After my last failed attempt to offer a webinar, I decided to take a break. Still, I wanted to present content on starting a practice in a different fashion than blog posts or books, and I wanted the ability to reach a larger audience than a Google Hangout would allow.
So I began to explore the option of pre-taped, on-demand webinars. In contrast to the webinar format, where my live program would be recorded through an online platform for future use, recording a program right off my machine was simply more dependable because I wasn’t reliant on a shaky Internet connection that often lacks the bandwidth to support webcasts. (Note – I use Screenflow to record on my Mac and edit videos; Camtasia is a popular PC option). At the same time, whereas a webcast platform hosts the recordings, I would need to find a place to upload my programs. So I began to investigate the platforms available for MOOCs (massive open online courses) and thus, began my love affair with Udemy.
Udemy allows users to create courses in a variety of formats – video, ebooks and/or audio – and upload them to the Udemy platform where you can make them available for free or fee. For my course, I created a free program, How to Launch A Successful 21st Century Law Practice, consisting of seven 20 minute modules and several handouts. Setting up the “classroom” and uploading my materials and the relevant descriptions was seamless and intuitive. In fact, I was able to set up my course (once I prepared the videos) in a matter of minutes. The platform is robust, allowing for written Q&A, live sessions, quizzes and a video/powerpoint mashup. Udemy also has a broad reach, and over the past several months, nearly 1000 students have signed up to take my class.
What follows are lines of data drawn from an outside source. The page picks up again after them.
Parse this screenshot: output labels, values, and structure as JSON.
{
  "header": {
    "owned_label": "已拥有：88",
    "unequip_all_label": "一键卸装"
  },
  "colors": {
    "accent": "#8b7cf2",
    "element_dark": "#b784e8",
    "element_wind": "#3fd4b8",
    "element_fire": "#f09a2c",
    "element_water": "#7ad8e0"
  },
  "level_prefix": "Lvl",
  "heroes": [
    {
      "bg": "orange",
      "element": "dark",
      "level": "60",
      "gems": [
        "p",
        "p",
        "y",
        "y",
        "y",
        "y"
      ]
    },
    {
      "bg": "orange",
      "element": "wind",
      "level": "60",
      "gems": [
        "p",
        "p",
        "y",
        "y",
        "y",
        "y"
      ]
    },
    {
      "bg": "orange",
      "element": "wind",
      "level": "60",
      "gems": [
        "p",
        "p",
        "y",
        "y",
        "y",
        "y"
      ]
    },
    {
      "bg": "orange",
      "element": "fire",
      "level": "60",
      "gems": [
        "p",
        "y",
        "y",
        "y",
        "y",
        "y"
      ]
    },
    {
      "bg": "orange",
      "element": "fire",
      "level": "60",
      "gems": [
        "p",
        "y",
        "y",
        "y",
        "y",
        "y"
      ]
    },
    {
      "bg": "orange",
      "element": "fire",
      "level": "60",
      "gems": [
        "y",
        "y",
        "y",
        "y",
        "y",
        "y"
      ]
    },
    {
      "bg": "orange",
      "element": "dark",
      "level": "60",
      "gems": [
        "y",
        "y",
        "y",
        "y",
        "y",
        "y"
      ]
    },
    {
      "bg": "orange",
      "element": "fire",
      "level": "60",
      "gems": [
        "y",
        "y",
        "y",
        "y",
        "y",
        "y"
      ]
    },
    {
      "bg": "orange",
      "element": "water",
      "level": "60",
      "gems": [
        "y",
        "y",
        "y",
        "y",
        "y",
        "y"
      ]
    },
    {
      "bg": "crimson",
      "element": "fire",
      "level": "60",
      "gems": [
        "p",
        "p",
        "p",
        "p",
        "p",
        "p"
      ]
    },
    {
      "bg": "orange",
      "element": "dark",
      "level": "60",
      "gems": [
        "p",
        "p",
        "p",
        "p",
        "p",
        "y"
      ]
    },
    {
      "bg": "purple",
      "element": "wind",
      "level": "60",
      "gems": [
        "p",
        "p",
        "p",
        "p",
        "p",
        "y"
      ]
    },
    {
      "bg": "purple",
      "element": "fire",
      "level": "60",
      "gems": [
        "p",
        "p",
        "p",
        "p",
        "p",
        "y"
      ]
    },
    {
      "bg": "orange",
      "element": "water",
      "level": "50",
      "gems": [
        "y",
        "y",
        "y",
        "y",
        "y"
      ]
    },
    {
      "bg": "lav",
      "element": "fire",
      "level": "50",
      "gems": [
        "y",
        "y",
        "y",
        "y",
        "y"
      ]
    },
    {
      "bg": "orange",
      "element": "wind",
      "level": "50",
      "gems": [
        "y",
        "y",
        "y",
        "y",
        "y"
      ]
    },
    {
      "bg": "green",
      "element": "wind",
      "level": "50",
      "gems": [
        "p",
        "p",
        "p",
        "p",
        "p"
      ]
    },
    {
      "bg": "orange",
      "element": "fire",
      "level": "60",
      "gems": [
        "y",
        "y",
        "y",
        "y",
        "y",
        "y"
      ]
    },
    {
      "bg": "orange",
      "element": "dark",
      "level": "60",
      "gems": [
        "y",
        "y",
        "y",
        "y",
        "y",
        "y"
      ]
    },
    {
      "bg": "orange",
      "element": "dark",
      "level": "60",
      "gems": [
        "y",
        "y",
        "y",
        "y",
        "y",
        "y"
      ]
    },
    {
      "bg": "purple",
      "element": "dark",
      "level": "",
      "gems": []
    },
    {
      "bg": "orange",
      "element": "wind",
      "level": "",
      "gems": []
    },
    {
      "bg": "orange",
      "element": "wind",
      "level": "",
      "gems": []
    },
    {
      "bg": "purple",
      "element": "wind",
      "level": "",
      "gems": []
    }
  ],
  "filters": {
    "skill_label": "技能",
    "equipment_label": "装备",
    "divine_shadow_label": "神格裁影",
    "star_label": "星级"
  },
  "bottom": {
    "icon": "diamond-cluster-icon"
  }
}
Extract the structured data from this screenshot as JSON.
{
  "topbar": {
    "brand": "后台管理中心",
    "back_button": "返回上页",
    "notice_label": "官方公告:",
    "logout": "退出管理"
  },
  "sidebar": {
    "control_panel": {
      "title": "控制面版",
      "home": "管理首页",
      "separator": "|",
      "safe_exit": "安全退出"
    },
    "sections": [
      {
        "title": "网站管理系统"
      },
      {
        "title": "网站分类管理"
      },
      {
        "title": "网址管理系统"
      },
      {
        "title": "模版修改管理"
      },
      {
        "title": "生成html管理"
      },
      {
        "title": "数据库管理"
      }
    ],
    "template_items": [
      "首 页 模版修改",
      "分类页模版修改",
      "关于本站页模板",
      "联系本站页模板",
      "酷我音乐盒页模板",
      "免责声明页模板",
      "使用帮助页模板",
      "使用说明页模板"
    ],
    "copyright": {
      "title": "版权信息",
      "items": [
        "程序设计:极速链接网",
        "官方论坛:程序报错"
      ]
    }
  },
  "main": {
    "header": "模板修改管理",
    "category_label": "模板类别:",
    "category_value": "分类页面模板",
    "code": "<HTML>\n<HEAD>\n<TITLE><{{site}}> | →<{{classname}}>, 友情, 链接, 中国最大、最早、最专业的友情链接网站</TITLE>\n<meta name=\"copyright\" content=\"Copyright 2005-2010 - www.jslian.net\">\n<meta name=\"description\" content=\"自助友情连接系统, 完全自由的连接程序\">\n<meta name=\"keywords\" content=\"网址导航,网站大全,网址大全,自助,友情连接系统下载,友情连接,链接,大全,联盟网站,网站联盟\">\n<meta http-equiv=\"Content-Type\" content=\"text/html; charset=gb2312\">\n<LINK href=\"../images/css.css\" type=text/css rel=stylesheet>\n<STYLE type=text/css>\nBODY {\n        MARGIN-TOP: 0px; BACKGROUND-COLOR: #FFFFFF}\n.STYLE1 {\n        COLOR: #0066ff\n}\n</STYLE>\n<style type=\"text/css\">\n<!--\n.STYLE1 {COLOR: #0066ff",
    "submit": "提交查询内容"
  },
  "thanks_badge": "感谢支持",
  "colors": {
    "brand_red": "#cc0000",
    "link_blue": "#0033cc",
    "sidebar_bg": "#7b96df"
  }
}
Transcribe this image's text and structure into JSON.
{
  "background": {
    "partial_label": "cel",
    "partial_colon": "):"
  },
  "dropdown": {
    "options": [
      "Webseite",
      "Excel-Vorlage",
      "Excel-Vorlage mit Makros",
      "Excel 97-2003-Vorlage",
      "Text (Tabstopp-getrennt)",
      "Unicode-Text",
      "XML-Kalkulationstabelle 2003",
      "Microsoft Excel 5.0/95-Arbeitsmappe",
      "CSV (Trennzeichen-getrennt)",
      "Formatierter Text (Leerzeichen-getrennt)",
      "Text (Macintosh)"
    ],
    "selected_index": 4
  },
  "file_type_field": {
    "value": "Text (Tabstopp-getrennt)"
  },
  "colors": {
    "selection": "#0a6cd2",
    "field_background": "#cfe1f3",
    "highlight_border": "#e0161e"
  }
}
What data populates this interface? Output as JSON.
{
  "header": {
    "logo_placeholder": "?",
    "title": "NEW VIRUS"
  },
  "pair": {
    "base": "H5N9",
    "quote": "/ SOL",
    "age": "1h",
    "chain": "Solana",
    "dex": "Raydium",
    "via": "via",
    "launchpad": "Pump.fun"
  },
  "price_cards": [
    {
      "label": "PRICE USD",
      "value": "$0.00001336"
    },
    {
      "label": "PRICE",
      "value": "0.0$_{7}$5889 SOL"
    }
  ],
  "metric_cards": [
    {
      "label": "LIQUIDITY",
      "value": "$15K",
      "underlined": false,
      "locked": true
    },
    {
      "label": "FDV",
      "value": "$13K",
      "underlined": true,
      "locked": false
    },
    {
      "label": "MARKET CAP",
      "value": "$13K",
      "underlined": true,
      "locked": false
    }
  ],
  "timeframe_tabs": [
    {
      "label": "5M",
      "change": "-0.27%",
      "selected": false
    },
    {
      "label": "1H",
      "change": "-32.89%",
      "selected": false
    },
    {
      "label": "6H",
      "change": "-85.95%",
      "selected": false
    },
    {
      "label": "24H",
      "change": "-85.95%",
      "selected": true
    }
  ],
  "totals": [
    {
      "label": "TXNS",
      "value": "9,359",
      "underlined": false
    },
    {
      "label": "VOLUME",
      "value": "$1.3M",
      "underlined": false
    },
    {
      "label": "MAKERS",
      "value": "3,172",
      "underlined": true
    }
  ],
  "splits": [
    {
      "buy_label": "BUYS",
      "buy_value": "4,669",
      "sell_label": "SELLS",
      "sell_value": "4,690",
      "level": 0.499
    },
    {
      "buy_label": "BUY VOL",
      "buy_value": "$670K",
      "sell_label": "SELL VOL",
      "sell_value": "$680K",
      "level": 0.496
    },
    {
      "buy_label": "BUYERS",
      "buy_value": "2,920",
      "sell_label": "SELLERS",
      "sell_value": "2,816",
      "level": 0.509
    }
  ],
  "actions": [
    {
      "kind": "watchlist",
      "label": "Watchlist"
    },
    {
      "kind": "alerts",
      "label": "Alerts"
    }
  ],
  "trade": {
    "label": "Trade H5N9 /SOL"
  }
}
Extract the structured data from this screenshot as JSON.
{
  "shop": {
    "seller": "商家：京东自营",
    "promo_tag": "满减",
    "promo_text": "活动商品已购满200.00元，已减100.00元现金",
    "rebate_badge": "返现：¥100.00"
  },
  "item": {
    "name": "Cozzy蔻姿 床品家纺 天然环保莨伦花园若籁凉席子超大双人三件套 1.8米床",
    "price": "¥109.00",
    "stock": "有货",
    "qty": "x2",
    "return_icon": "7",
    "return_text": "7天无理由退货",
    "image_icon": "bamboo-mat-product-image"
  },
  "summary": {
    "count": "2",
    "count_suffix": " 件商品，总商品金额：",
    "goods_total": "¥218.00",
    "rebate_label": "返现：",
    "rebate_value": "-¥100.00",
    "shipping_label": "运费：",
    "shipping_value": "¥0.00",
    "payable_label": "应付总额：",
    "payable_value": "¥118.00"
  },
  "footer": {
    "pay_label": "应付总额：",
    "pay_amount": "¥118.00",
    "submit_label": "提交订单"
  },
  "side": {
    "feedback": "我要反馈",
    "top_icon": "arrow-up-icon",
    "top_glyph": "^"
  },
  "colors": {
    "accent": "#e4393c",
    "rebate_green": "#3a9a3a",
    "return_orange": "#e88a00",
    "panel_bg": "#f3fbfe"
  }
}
But what I liked even more about Udemy is that it strives to maintain quality. Udemy requires users to create an attractive “cover” for the program and provides a checklist that Udemy will run through before approving a class.
Although I posted a free course to experiment with Udemy, users can also charge for a program, with a 70/30 split between the instructor and Udemy (certainly better than a CLE program) So depending upon your expertise, you could potentially generate some additional income as well. And even if you make the class available free, your clients might appreciate the information provided. Finally, if you’re interested in generating paid speaking engagements, you can use a Udemy class to demonstrate what you have to offer.
So if you’re looking for different ways to deliver content, Udemy is hands down one of the easiest ways to do it.